– The Mentor Method, an Austin-based mentorship company, raised $1.4 million of seed funding. Investors included Draper Associates, Alumni Ventures Group, Chris Pacitti from Elsewhere Partners, MATH Venture Partners, Sorenson Impact Fund, and Backstage Capital.
– HPE Growth created a €160 million ($194 million) continuation fund for PPRO, a London-based payments company. Coller Capital and Adams Street Partners co-led the transaction and were joined by Pomona Capital and W Capital Partners.
– K1 invested $120 million in ComplySci, an New York City-based employee compliance solution for financial services firms.
– Fruition Partners invested in The Track Family Fun Parks, a Branson, Mo.-based laser tag and park operator. Financial terms weren’t disclosed.
– Modern Campus, backed by the Riverside Company, acquired DIGARC, a Polk County, Fla.-based provider of academic catalog and curriculum management. Serent Capital is investing in Modern Campus. Financial terms weren’t disclosed.
– Procurement Partners, backed by Serent Capital, acquired On.Care, a New York City-based solution for assisted living facilities nationwide. Financial terms weren’t disclosed.
– Upstack, backed by Berkshire Partners, acquired Cloudwirx, a San Francisco-based tech infrastructure company. Financial terms weren’t disclosed.
– Platinum Equity agreed to acquire a controlling stake in SVP-Singer Holdings, a sewing machine company. Ares Management backed SVP. Financial terms weren’t disclosed.
– Course Hero acquired LitCharts, a New York City-based edtech company. Financial terms weren’t disclosed.
– TaskUs, a New Braunfels, Tx.-based provider of outsourcing services, raised $303.6 million in a sale of 13.2 million shares priced at $23 apiece. Blackstone led the round.
– LifeStance Health Group, a Scottsdale, Ariz.-based outpatient mental health services company, raised $720 million in an offering of 40 million shares (18% insider sold) priced at $18 apiece. Investors include TPG and Summit Partners.
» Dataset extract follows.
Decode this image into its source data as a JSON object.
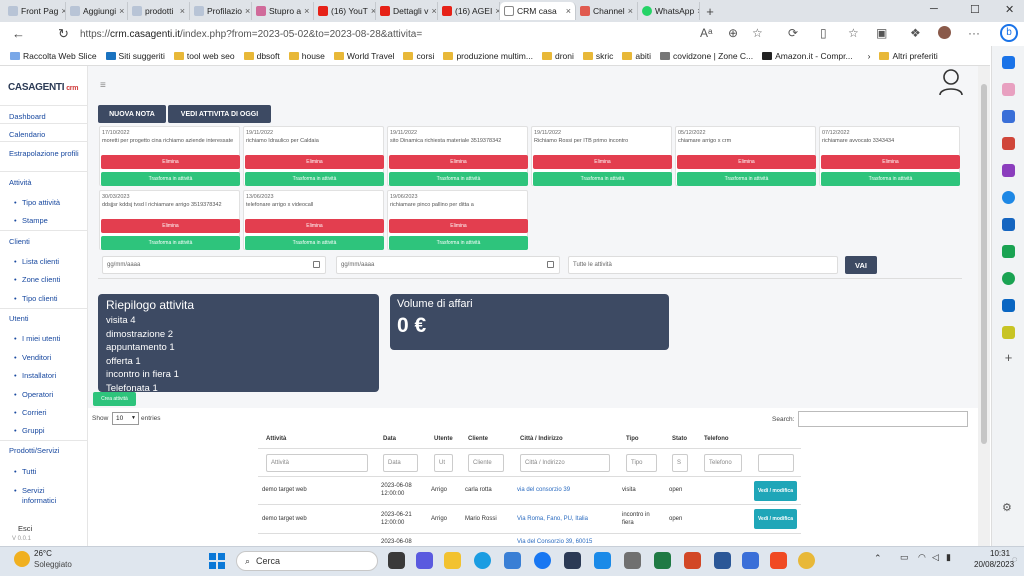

– monday.com, a Tel Aviv and New York City-based collaboration platform, raised 3.7 million shares priced at $155 apiece. Insight Partners and Stripes back the firm.
– Zeta Global Holdings, a New York City-based marketing software firm co-founded by former Apple CEO John Sculley, raised $215 million in an offering of 21.5 million shares (31% insider sold) priced at $10 apiece.
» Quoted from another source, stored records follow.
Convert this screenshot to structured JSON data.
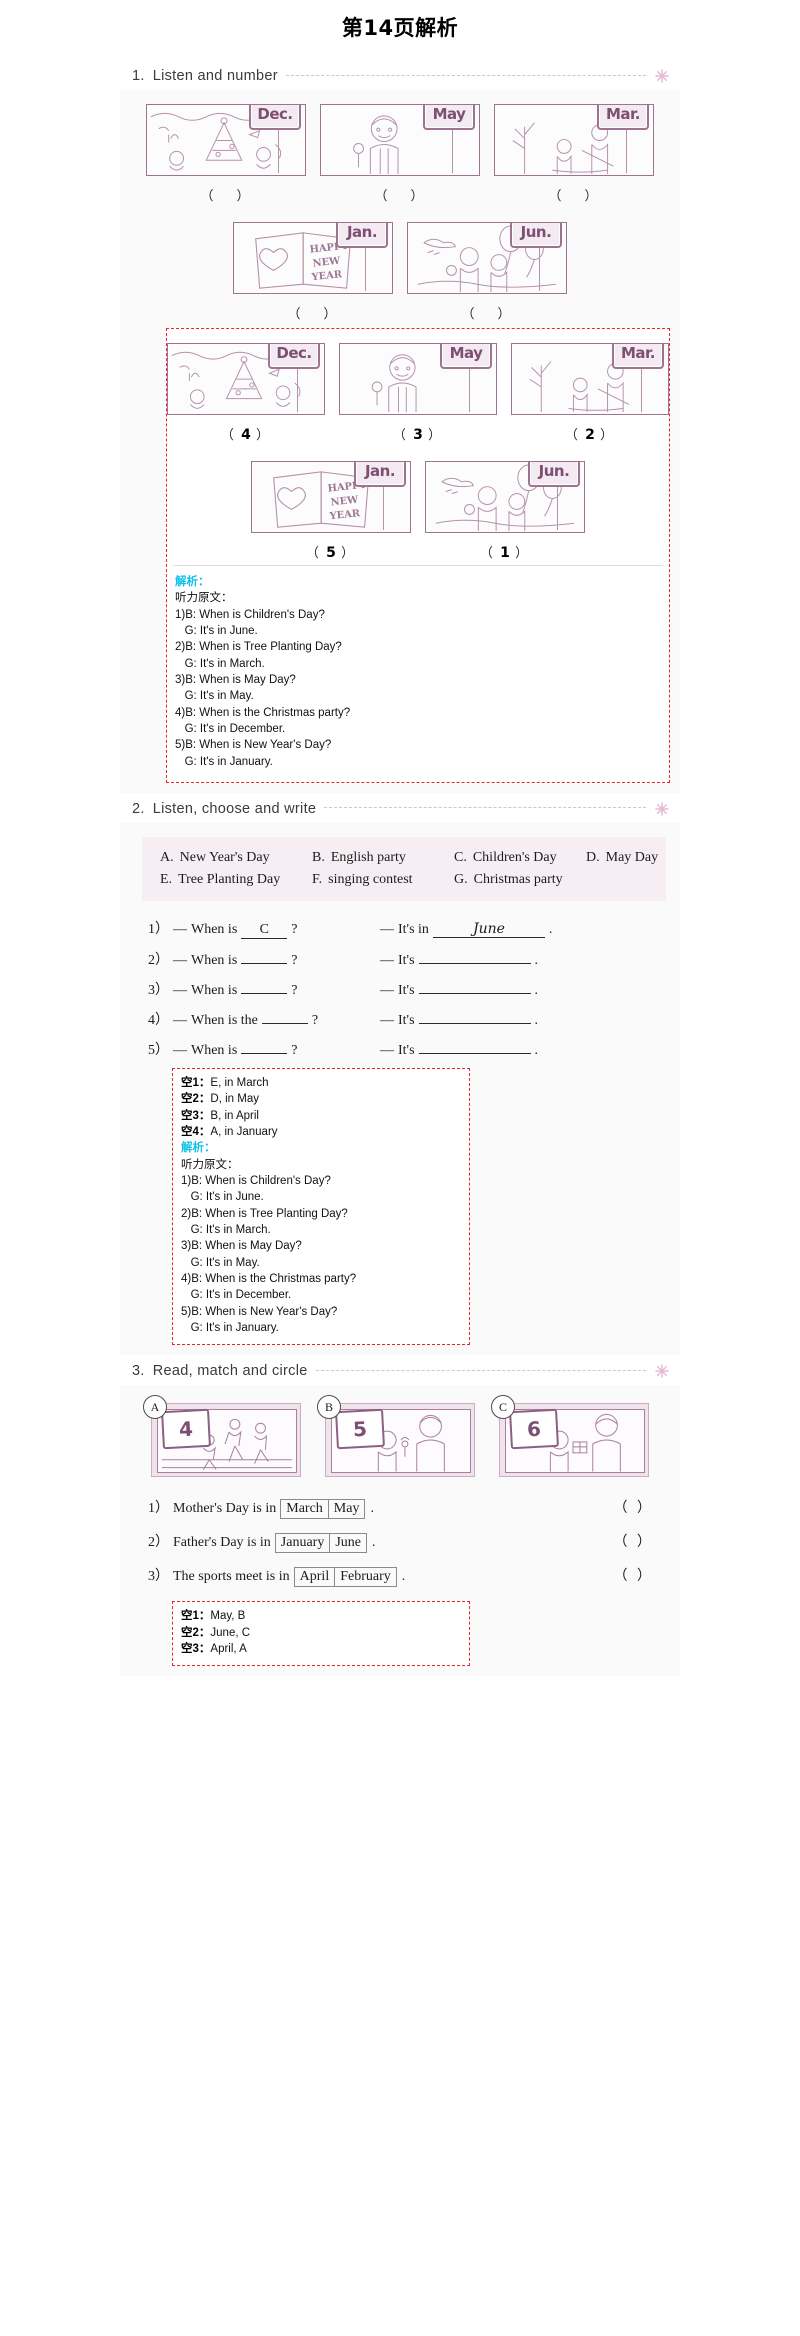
{
  "page": {
    "title": "第14页解析"
  },
  "icons": {
    "star": "star-icon"
  },
  "ex1": {
    "number": "1.",
    "title": "Listen and number",
    "pictures_row1": [
      {
        "month": "Dec.",
        "scene": "christmas-party-scene",
        "answer": ""
      },
      {
        "month": "May",
        "scene": "worker-with-wrench-scene",
        "answer": ""
      },
      {
        "month": "Mar.",
        "scene": "tree-planting-scene",
        "answer": ""
      }
    ],
    "pictures_row2": [
      {
        "month": "Jan.",
        "scene": "happy-new-year-card-scene",
        "answer": ""
      },
      {
        "month": "Jun.",
        "scene": "children-with-balloons-scene",
        "answer": ""
      }
    ],
    "answer_pictures_row1": [
      {
        "month": "Dec.",
        "scene": "christmas-party-scene",
        "answer": "4"
      },
      {
        "month": "May",
        "scene": "worker-with-wrench-scene",
        "answer": "3"
      },
      {
        "month": "Mar.",
        "scene": "tree-planting-scene",
        "answer": "2"
      }
    ],
    "answer_pictures_row2": [
      {
        "month": "Jan.",
        "scene": "happy-new-year-card-scene",
        "answer": "5"
      },
      {
        "month": "Jun.",
        "scene": "children-with-balloons-scene",
        "answer": "1"
      }
    ],
    "explain_label": "解析：",
    "explain_subtitle": "听力原文：",
    "explain_lines": [
      "1)B: When is Children's Day?",
      "   G: It's in June.",
      "2)B: When is Tree Planting Day?",
      "   G: It's in March.",
      "3)B: When is May Day?",
      "   G: It's in May.",
      "4)B: When is the Christmas party?",
      "   G: It's in December.",
      "5)B: When is New Year's Day?",
      "   G: It's in January."
    ],
    "card_text": [
      "HAPPY",
      "NEW",
      "YEAR"
    ]
  },
  "ex2": {
    "number": "2.",
    "title": "Listen, choose and write",
    "wordbank": [
      [
        {
          "letter": "A.",
          "text": "New Year's Day"
        },
        {
          "letter": "B.",
          "text": "English party"
        },
        {
          "letter": "C.",
          "text": "Children's Day"
        },
        {
          "letter": "D.",
          "text": "May Day"
        }
      ],
      [
        {
          "letter": "E.",
          "text": "Tree Planting Day"
        },
        {
          "letter": "F.",
          "text": "singing contest"
        },
        {
          "letter": "G.",
          "text": "Christmas party"
        }
      ]
    ],
    "questions": [
      {
        "num": "1）",
        "dash": "—",
        "q_pre": "When is",
        "q_post": "?",
        "q_blank": "C",
        "a_pre": "It's in",
        "a_blank": "June",
        "a_post": "."
      },
      {
        "num": "2）",
        "dash": "—",
        "q_pre": "When is",
        "q_post": "?",
        "q_blank": "",
        "a_pre": "It's",
        "a_blank": "",
        "a_post": "."
      },
      {
        "num": "3）",
        "dash": "—",
        "q_pre": "When is",
        "q_post": "?",
        "q_blank": "",
        "a_pre": "It's",
        "a_blank": "",
        "a_post": "."
      },
      {
        "num": "4）",
        "dash": "—",
        "q_pre": "When is the",
        "q_post": "?",
        "q_blank": "",
        "a_pre": "It's",
        "a_blank": "",
        "a_post": "."
      },
      {
        "num": "5）",
        "dash": "—",
        "q_pre": "When is",
        "q_post": "?",
        "q_blank": "",
        "a_pre": "It's",
        "a_blank": "",
        "a_post": "."
      }
    ],
    "answers": [
      {
        "kong": "空1：",
        "val": "E, in March"
      },
      {
        "kong": "空2：",
        "val": "D, in May"
      },
      {
        "kong": "空3：",
        "val": "B, in April"
      },
      {
        "kong": "空4：",
        "val": "A, in January"
      }
    ],
    "explain_label": "解析：",
    "explain_subtitle": "听力原文：",
    "explain_lines": [
      "1)B: When is Children's Day?",
      "   G: It's in June.",
      "2)B: When is Tree Planting Day?",
      "   G: It's in March.",
      "3)B: When is May Day?",
      "   G: It's in May.",
      "4)B: When is the Christmas party?",
      "   G: It's in December.",
      "5)B: When is New Year's Day?",
      "   G: It's in January."
    ]
  },
  "ex3": {
    "number": "3.",
    "title": "Read, match and circle",
    "stamps": [
      {
        "badge": "A",
        "cal": "4",
        "scene": "sports-meet-running-scene"
      },
      {
        "badge": "B",
        "cal": "5",
        "scene": "mother-and-child-flowers-scene"
      },
      {
        "badge": "C",
        "cal": "6",
        "scene": "father-and-child-gift-scene"
      }
    ],
    "questions": [
      {
        "num": "1）",
        "text": "Mother's Day is in",
        "options": [
          "March",
          "May"
        ],
        "end": ".",
        "tail": "（    ）"
      },
      {
        "num": "2）",
        "text": "Father's Day is in",
        "options": [
          "January",
          "June"
        ],
        "end": ".",
        "tail": "（    ）"
      },
      {
        "num": "3）",
        "text": "The sports meet is in",
        "options": [
          "April",
          "February"
        ],
        "end": ".",
        "tail": "（    ）"
      }
    ],
    "answers": [
      {
        "kong": "空1：",
        "val": "May, B"
      },
      {
        "kong": "空2：",
        "val": "June, C"
      },
      {
        "kong": "空3：",
        "val": "April, A"
      }
    ]
  },
  "colors": {
    "accent_purple": "#9d7490",
    "answer_red": "#e8262f",
    "explain_cyan": "#12c2ea",
    "wordbank_pink": "#f7eef3",
    "star_pink": "#e8b9d4"
  }
}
– EQUIAM, an San Francisco-based quantitative venture investor, raised $50 million for its second fund.
– Seven Seven Six, Alexis Ohanian’s venture firm, raised $150 million for its first core fund.
– Fuel Ventures, a U.K.-based investor, raised £45 million ($63.6 million) for an early-stage focused fund.
– SoftBank Investment Advisers, which manages the Vision Funds, named Priya Saiprasad as a partner focused on consumer and software investments. She was previously a partner at Mayfield.